The mine claims include the famous Blue John Mine, Victor Mine, and the Paystreak Mine. The property consists of 1,380 acres of Forest Service Mining Claims in the historical Walker Mining District. The small unincorporated community of Walker is 12 miles by paved road of Prescott, Az. The mine site is reached by traveling additional 2 miles west on gravel and dirt roads.
Several of the mines on the property have been producers in the past and the most notable being the Victor, Blue John, Curtis, King Pin and the Paystreak.
Mining activity began in 1883 in the Northern Bradshaw Mountains with the discovery of gold placers along Lynx Creek and in the Hassayampa River. Lynx Creek was one of the richest streams in the region for placer gold due to the number of gold-bearing veins near the granodiorite stocks (Lindgren, 1926). The creek was mined for many miles downstream from Walker. Most of the richer gravels were depleted by 1900. These claims
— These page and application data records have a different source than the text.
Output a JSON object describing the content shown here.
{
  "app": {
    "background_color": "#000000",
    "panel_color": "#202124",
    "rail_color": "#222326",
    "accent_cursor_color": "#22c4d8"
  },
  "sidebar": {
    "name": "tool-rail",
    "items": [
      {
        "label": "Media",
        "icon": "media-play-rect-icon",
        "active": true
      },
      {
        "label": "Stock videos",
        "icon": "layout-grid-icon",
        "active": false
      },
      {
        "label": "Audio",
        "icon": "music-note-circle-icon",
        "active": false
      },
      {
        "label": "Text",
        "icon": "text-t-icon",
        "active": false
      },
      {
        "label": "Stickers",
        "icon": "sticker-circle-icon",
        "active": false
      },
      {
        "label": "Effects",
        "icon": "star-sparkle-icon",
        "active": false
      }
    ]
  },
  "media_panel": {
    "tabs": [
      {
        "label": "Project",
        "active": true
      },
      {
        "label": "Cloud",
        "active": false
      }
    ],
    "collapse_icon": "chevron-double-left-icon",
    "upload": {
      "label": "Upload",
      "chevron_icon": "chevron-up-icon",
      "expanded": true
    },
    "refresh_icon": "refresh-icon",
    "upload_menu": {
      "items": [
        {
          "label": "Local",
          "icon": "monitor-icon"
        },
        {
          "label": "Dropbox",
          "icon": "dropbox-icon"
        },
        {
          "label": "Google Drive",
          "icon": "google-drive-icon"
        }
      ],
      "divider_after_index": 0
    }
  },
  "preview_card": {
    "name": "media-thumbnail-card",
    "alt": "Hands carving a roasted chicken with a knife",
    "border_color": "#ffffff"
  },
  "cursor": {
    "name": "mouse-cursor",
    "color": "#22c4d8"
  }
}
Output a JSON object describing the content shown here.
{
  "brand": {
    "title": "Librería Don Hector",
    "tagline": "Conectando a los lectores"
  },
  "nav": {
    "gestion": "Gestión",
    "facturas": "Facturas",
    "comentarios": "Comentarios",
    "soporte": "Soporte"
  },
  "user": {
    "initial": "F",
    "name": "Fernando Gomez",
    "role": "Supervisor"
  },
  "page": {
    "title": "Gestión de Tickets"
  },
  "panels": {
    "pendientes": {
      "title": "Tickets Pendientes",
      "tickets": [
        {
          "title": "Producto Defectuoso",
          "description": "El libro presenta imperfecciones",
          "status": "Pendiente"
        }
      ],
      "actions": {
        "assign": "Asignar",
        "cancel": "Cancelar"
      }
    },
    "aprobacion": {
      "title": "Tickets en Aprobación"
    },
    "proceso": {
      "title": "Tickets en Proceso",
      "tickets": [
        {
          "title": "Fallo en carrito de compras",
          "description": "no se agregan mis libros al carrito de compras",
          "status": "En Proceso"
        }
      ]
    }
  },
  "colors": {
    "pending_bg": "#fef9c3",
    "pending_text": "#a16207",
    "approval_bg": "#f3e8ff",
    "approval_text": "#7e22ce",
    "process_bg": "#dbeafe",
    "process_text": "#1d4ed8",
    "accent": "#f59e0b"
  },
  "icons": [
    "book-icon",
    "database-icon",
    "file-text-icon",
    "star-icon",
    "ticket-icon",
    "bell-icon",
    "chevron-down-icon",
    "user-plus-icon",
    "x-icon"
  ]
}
lay with an enriched zone that starts in Old Mexico and passes through Quartzite then swings northeast through Wickenburg and continues into the Prescott National Forest and the district of Groom and Walker are in this mile wide enriched zone. In many of the mines where there are stopes and tunnels that go back into the mountain the ceilings look like the roof of an unfinished house because the veins resemble roof rafters there are so many of them. Next to these claims is the Senator mine and it was one of the richest mines in Arizona.